++++ Data extracts
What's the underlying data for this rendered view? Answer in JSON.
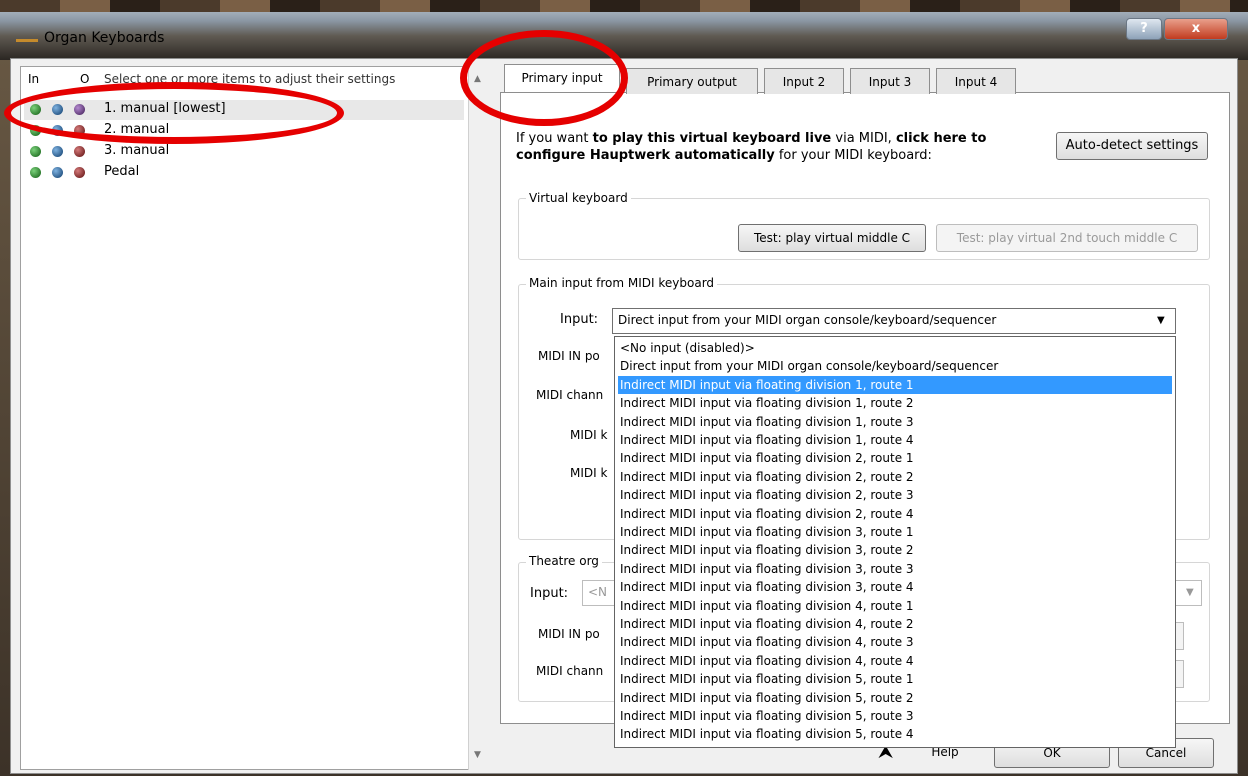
{
  "window": {
    "title": "Organ Keyboards",
    "help_label": "?",
    "close_label": "x"
  },
  "left": {
    "col_in": "In",
    "col_out": "O",
    "hint": "Select one or more items to adjust their settings",
    "items": [
      {
        "label": "1. manual [lowest]"
      },
      {
        "label": "2. manual"
      },
      {
        "label": "3. manual"
      },
      {
        "label": "Pedal"
      }
    ]
  },
  "tabs": [
    "Primary input",
    "Primary output",
    "Input 2",
    "Input 3",
    "Input 4"
  ],
  "autodetect": {
    "text_prefix": "If you want ",
    "text_bold1": "to play this virtual keyboard live",
    "text_mid": " via MIDI, ",
    "text_bold2": "click here to configure Hauptwerk automatically",
    "text_suffix": " for your MIDI keyboard:",
    "button": "Auto-detect settings"
  },
  "virtual_keyboard": {
    "label": "Virtual keyboard",
    "test_button": "Test: play virtual middle C",
    "test_2nd_button": "Test: play virtual 2nd touch middle C"
  },
  "main_input": {
    "label": "Main input from MIDI keyboard",
    "input_label": "Input:",
    "input_value": "Direct input from your MIDI organ console/keyboard/sequencer",
    "partial_labels": [
      "MIDI IN po",
      "MIDI chann",
      "MIDI k",
      "MIDI k"
    ]
  },
  "theatre": {
    "label": "Theatre org",
    "input_label": "Input:",
    "input_partial": "<N",
    "partial_labels": [
      "MIDI IN po",
      "MIDI chann"
    ]
  },
  "dropdown": {
    "selected_index": 2,
    "options": [
      "<No input (disabled)>",
      "Direct input from your MIDI organ console/keyboard/sequencer",
      "Indirect MIDI input via floating division 1, route 1",
      "Indirect MIDI input via floating division 1, route 2",
      "Indirect MIDI input via floating division 1, route 3",
      "Indirect MIDI input via floating division 1, route 4",
      "Indirect MIDI input via floating division 2, route 1",
      "Indirect MIDI input via floating division 2, route 2",
      "Indirect MIDI input via floating division 2, route 3",
      "Indirect MIDI input via floating division 2, route 4",
      "Indirect MIDI input via floating division 3, route 1",
      "Indirect MIDI input via floating division 3, route 2",
      "Indirect MIDI input via floating division 3, route 3",
      "Indirect MIDI input via floating division 3, route 4",
      "Indirect MIDI input via floating division 4, route 1",
      "Indirect MIDI input via floating division 4, route 2",
      "Indirect MIDI input via floating division 4, route 3",
      "Indirect MIDI input via floating division 4, route 4",
      "Indirect MIDI input via floating division 5, route 1",
      "Indirect MIDI input via floating division 5, route 2",
      "Indirect MIDI input via floating division 5, route 3",
      "Indirect MIDI input via floating division 5, route 4"
    ]
  },
  "footer": {
    "help": "Help",
    "ok": "OK",
    "cancel": "Cancel"
  }
}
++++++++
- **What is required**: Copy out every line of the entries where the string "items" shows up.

- **Task answer**:
    "hint": "Select one or more items to adjust their settings",
    "items": [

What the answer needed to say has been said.